The Mechanics of Lazy Eye
Dr. Agnes Wong and her team are working to better understand how and why amblyopia occurs and its effects on hand-eye coordination and depth perception. This information will contribute to improved rehabilitation for lazy eye.
Dr. Wong and her team were the first group to show that patients with lazy eye have impaired perception of images in real-world settings and that the condition has a detrimental effect on how a person’s vision guides her/his movements. The team has developed a virtual reality apparatus that lets them conduct detailed studies of how a person moves their eyes and limbs in response to what they see.

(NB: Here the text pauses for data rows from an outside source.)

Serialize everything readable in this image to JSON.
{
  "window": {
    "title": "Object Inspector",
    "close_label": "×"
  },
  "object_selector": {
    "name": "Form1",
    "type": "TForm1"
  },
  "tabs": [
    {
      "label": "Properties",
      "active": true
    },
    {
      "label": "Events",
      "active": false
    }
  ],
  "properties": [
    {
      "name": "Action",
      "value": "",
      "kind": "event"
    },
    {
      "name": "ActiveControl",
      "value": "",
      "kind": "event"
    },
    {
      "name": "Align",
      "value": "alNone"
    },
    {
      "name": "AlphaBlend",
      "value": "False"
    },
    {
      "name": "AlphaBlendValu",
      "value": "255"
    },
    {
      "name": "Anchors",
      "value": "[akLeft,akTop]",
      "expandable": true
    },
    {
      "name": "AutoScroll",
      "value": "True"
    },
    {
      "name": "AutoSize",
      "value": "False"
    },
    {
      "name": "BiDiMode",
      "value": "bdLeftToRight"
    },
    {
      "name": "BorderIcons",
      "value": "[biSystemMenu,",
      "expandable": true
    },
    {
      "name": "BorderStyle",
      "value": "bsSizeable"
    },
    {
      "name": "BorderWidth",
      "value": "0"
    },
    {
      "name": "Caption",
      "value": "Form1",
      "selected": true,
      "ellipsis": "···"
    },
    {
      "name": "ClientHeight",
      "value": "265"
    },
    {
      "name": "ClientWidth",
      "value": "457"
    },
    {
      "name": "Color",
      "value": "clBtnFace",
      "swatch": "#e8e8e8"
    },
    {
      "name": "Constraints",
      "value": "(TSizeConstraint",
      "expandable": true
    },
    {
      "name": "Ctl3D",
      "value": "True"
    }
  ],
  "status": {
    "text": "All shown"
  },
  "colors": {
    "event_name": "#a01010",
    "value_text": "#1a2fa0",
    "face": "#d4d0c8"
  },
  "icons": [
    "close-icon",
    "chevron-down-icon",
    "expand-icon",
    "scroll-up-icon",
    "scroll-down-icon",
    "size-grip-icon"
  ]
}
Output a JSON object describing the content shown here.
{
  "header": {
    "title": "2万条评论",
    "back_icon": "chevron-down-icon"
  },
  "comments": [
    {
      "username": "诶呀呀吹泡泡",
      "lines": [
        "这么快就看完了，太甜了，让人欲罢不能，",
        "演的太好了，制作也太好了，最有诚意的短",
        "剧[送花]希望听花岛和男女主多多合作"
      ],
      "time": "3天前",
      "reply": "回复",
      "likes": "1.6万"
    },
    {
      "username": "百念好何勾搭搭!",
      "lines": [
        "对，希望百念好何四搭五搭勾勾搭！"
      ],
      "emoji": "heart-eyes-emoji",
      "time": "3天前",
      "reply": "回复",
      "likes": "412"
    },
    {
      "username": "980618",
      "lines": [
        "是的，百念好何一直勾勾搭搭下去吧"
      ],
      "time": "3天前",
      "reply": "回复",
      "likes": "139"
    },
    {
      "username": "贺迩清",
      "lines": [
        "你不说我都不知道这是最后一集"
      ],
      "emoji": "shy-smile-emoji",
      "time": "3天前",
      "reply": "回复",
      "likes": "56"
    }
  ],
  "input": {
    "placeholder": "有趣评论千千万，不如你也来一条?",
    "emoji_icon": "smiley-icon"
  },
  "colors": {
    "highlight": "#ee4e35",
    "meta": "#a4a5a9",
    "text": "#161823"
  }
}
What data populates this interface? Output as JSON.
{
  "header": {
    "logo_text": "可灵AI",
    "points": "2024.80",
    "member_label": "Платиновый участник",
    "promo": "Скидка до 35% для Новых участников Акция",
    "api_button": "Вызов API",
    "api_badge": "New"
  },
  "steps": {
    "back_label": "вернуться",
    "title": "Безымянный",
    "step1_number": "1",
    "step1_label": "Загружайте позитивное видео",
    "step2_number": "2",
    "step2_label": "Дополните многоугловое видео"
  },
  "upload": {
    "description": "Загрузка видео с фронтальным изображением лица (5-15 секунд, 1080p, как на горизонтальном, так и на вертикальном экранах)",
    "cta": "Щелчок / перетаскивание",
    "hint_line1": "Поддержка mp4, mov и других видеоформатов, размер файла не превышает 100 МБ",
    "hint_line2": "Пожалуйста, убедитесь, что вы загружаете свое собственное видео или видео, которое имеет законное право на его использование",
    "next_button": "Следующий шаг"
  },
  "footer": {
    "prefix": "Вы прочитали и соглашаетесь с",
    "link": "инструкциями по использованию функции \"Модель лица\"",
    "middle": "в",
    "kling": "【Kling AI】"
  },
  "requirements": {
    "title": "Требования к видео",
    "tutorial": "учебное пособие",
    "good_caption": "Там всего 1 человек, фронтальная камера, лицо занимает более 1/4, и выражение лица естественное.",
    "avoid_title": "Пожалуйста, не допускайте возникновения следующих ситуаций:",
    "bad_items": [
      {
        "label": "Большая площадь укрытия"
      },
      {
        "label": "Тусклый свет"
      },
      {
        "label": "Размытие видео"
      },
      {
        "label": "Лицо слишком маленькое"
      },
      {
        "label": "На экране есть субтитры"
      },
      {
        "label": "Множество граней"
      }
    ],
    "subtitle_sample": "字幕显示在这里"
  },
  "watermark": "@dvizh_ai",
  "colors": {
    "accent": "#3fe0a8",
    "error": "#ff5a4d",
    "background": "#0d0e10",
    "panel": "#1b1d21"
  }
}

The team is also helping to explain how lazy eye influences the processing of visual signals. Human eyes make quick binocularly co-ordinated movements call saccades, which help the brain build a high resolution picture of a scene by moving the eyes to specific areas of interest. Dr. Wong’s team has demonstrated that children with lazy eye have abnormal saccades.
Dr. Wong’s research is support by grants from the Canadian Foundation for Innovation and the Canadian Institutes of Health Research.